Aug 12, 2019
Student debt contributing to record number of Ontario insolvencies: Study
Student loan debt playing increasing role in Ontario insolvencies
Student debt is playing an increasingly large role in Canadian insolvencies, according to a new study.
In a study entitled ‘Student Debt Crisis – a Generation Buried in Student Debt’ released on Monday, Hoyes, Michalos & Associates Inc. found that student debt contributed to 17.6 per cent of Ontario’s reported insolvencies in 2018, a record over the firm’s nine years of collecting such data.

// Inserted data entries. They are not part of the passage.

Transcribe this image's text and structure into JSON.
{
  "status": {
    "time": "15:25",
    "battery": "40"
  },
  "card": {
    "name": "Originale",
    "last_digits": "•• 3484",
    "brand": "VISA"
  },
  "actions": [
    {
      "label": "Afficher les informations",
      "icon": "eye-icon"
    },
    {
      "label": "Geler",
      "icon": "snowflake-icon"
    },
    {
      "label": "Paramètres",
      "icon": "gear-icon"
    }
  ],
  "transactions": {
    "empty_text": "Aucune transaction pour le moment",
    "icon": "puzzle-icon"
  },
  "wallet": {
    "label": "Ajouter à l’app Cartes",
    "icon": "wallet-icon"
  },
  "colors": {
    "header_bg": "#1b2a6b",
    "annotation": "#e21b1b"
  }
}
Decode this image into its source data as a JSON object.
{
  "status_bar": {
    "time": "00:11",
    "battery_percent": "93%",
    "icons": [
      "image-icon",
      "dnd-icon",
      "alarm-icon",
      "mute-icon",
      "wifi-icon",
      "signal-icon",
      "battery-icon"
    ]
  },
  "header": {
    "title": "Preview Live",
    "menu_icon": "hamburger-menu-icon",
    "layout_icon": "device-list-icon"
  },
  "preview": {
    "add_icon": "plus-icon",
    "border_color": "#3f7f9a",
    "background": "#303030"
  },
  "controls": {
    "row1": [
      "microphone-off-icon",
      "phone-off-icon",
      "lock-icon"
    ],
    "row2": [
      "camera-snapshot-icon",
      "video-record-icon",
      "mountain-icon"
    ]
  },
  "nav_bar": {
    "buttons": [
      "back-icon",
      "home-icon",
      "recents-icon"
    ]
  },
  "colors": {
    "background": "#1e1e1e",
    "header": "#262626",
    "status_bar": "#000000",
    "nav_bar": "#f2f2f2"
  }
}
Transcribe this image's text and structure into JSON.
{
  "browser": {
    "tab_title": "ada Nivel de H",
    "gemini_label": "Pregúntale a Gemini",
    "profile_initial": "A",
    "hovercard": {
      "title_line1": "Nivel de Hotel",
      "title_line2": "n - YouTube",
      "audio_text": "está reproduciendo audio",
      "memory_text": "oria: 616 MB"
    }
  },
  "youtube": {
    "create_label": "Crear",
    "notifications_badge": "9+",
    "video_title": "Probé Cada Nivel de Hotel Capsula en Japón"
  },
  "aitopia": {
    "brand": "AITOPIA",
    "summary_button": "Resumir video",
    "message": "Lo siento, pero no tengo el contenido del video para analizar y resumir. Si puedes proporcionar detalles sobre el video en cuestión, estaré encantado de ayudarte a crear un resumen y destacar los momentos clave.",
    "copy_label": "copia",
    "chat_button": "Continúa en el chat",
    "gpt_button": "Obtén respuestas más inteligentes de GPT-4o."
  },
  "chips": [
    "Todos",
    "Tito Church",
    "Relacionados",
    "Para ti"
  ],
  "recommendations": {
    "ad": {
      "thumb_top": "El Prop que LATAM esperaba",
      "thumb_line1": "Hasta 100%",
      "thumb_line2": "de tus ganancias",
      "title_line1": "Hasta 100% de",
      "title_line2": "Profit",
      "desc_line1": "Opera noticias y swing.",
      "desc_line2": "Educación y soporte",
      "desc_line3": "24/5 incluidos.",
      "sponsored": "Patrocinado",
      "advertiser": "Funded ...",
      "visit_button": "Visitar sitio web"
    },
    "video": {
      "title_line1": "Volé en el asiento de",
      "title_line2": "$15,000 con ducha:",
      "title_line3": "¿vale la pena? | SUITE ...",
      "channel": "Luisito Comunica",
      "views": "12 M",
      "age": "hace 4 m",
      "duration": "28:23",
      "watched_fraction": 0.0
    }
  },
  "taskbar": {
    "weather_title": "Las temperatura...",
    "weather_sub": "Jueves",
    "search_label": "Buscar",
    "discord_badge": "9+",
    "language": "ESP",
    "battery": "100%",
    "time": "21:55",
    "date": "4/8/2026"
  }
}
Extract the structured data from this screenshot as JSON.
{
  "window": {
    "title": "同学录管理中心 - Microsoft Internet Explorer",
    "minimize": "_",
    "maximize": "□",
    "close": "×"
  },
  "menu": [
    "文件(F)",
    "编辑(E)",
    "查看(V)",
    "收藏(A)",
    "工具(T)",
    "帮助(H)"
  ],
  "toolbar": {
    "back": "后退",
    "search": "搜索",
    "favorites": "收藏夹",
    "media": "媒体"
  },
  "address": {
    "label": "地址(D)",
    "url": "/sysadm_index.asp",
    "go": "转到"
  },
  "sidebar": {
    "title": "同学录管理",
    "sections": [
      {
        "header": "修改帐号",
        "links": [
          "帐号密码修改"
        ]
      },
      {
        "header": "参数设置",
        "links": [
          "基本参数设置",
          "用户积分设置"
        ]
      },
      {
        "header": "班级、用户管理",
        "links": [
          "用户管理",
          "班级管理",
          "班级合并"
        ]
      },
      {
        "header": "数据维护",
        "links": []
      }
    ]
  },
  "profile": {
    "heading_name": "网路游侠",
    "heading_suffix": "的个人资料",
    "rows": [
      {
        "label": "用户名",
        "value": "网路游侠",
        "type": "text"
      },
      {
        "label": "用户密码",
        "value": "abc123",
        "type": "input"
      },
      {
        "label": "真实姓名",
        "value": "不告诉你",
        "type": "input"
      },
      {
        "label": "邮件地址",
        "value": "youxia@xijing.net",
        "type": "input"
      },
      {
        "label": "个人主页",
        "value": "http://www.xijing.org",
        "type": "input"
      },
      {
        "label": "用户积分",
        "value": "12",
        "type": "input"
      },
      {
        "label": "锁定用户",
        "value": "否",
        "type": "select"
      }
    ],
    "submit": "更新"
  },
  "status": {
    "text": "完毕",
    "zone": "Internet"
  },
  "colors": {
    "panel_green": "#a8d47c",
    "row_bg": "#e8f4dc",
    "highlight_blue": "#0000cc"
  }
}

The study notes that the insolvencies related to student debt may not seem like a large amount, “but put in perspective with the number of student loan borrowers in relation to the overall population, the young age of these borrowers, and the relative health of the economy in recent years, and it is an epidemic.”
Among factors contributing to insolvencies according to the study are rising tuition costs and an increased debt load from borrowing from private lenders, but it also found that challenges getting a career started is also a key contributor.
“Graduates leaving university often end up working in unpaid internships, part-time positions, and minimum wage jobs. They are increasingly unable to find a stable job with enough income to support both student loan repayment and living expenses,” the study found.
“People filing insolvency with student loans are working, in fact, 86 per cent reported being employed. It is the quality of their job and income that is at issue.”
Student debt is also factoring into an increasingly high number of insolvencies for those aged 18 to 29, and is leading to a younger average age among insolvent student debtors. Student loan debt contributed to 35 per cent of the age bracket’s insolvency claims last year, with the average age of those filing dipping to 34.6 years old, compared to an average of 36.1 in 2012.
The study notes that student debt can’t be dissolved via bankruptcy or a consumer proposal until at least seven years after the debtor has left school, contributing to why the average age of insolvencies falls in the mid-30s.